_Exercise objective_
How many lines in the material below contain the word "PAGE"? Write only the number.

_Input material_
-- Opening Marker --
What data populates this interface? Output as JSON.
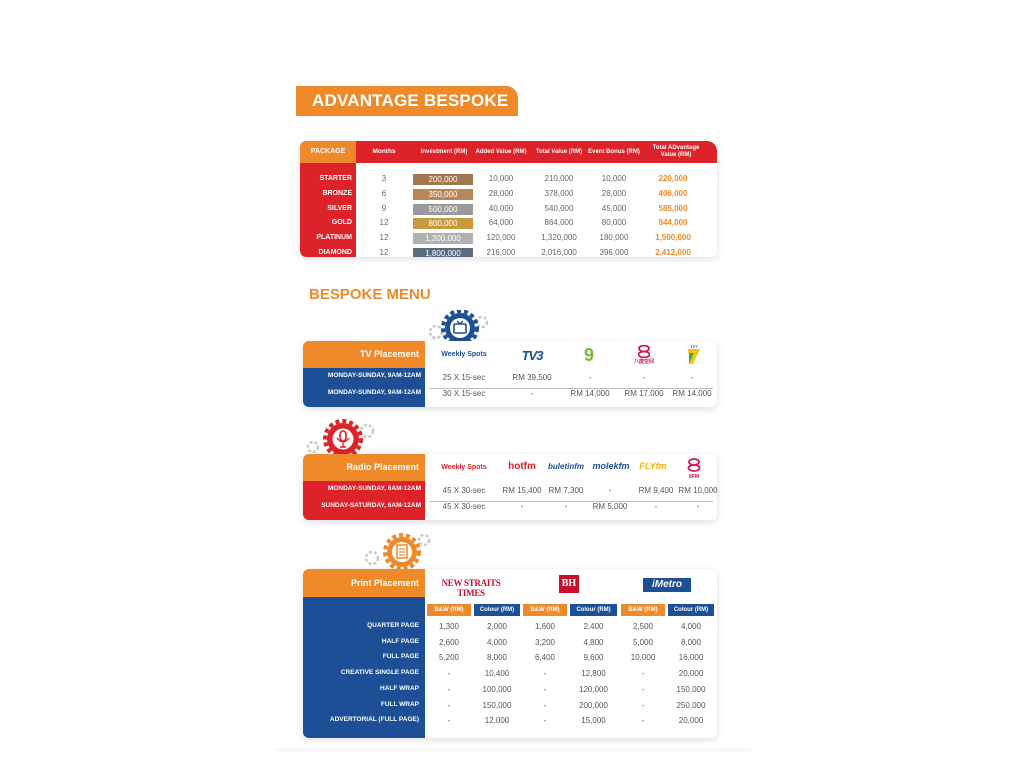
{
  "title": "ADVANTAGE BESPOKE",
  "package_table": {
    "headers": [
      "PACKAGE",
      "Months",
      "Investment (RM)",
      "Added Value (RM)",
      "Total Value (RM)",
      "Event Bonus (RM)",
      "Total ADvantage Value (RM)"
    ],
    "rows": [
      {
        "name": "STARTER",
        "months": "3",
        "investment": "200,000",
        "added": "10,000",
        "total": "210,000",
        "bonus": "10,000",
        "adv": "220,000",
        "color": "#a0784f"
      },
      {
        "name": "BRONZE",
        "months": "6",
        "investment": "350,000",
        "added": "28,000",
        "total": "378,000",
        "bonus": "28,000",
        "adv": "406,000",
        "color": "#b8865a"
      },
      {
        "name": "SILVER",
        "months": "9",
        "investment": "500,000",
        "added": "40,000",
        "total": "540,000",
        "bonus": "45,000",
        "adv": "585,000",
        "color": "#9a9a9a"
      },
      {
        "name": "GOLD",
        "months": "12",
        "investment": "800,000",
        "added": "64,000",
        "total": "864,000",
        "bonus": "80,000",
        "adv": "944,000",
        "color": "#c79a3c"
      },
      {
        "name": "PLATINUM",
        "months": "12",
        "investment": "1,200,000",
        "added": "120,000",
        "total": "1,320,000",
        "bonus": "180,000",
        "adv": "1,500,000",
        "color": "#b0b0b0"
      },
      {
        "name": "DIAMOND",
        "months": "12",
        "investment": "1,800,000",
        "added": "216,000",
        "total": "2,016,000",
        "bonus": "396,000",
        "adv": "2,412,000",
        "color": "#5a6b80"
      }
    ]
  },
  "bespoke_menu": "BESPOKE MENU",
  "tv": {
    "label": "TV Placement",
    "weekly": "Weekly Spots",
    "channels": [
      "TV3",
      "9",
      "八度空间",
      "TV7"
    ],
    "rows": [
      {
        "slot": "MONDAY-SUNDAY, 9AM-12AM",
        "spots": "25 X 15-sec",
        "values": [
          "RM 39,500",
          "-",
          "-",
          "-"
        ]
      },
      {
        "slot": "MONDAY-SUNDAY, 9AM-12AM",
        "spots": "30 X 15-sec",
        "values": [
          "-",
          "RM 14,000",
          "RM 17,000",
          "RM 14,000"
        ]
      }
    ]
  },
  "radio": {
    "label": "Radio Placement",
    "weekly": "Weekly Spots",
    "stations": [
      "hotfm",
      "buletinfm",
      "molekfm",
      "FLYfm",
      "8FM"
    ],
    "rows": [
      {
        "slot": "MONDAY-SUNDAY, 6AM-12AM",
        "spots": "45 X 30-sec",
        "values": [
          "RM 15,400",
          "RM 7,300",
          "-",
          "RM 9,400",
          "RM 10,000"
        ]
      },
      {
        "slot": "SUNDAY-SATURDAY, 6AM-12AM",
        "spots": "45 X 30-sec",
        "values": [
          "-",
          "-",
          "RM 5,000",
          "-",
          "-"
        ]
      }
    ]
  },
  "print": {
    "label": "Print Placement",
    "papers": [
      "NEW STRAITS TIMES",
      "BH",
      "iMetro"
    ],
    "subheads": [
      "B&W (RM)",
      "Colour (RM)",
      "B&W (RM)",
      "Colour (RM)",
      "B&W (RM)",
      "Colour (RM)"
    ],
    "rows": [
      {
        "name": "QUARTER PAGE",
        "values": [
          "1,300",
          "2,000",
          "1,600",
          "2,400",
          "2,500",
          "4,000"
        ]
      },
      {
        "name": "HALF PAGE",
        "values": [
          "2,600",
          "4,000",
          "3,200",
          "4,800",
          "5,000",
          "8,000"
        ]
      },
      {
        "name": "FULL PAGE",
        "values": [
          "5,200",
          "8,000",
          "6,400",
          "9,600",
          "10,000",
          "16,000"
        ]
      },
      {
        "name": "CREATIVE SINGLE PAGE",
        "values": [
          "-",
          "10,400",
          "-",
          "12,800",
          "-",
          "20,000"
        ]
      },
      {
        "name": "HALF WRAP",
        "values": [
          "-",
          "100,000",
          "-",
          "120,000",
          "-",
          "150,000"
        ]
      },
      {
        "name": "FULL WRAP",
        "values": [
          "-",
          "150,000",
          "-",
          "200,000",
          "-",
          "250,000"
        ]
      },
      {
        "name": "ADVERTORIAL (FULL PAGE)",
        "values": [
          "-",
          "12,000",
          "-",
          "15,000",
          "-",
          "20,000"
        ]
      }
    ]
  },
  "colors": {
    "orange": "#ee8a2a",
    "red": "#dd2229",
    "blue": "#1c4f96"
  }
}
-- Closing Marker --
_Completed exercise_
5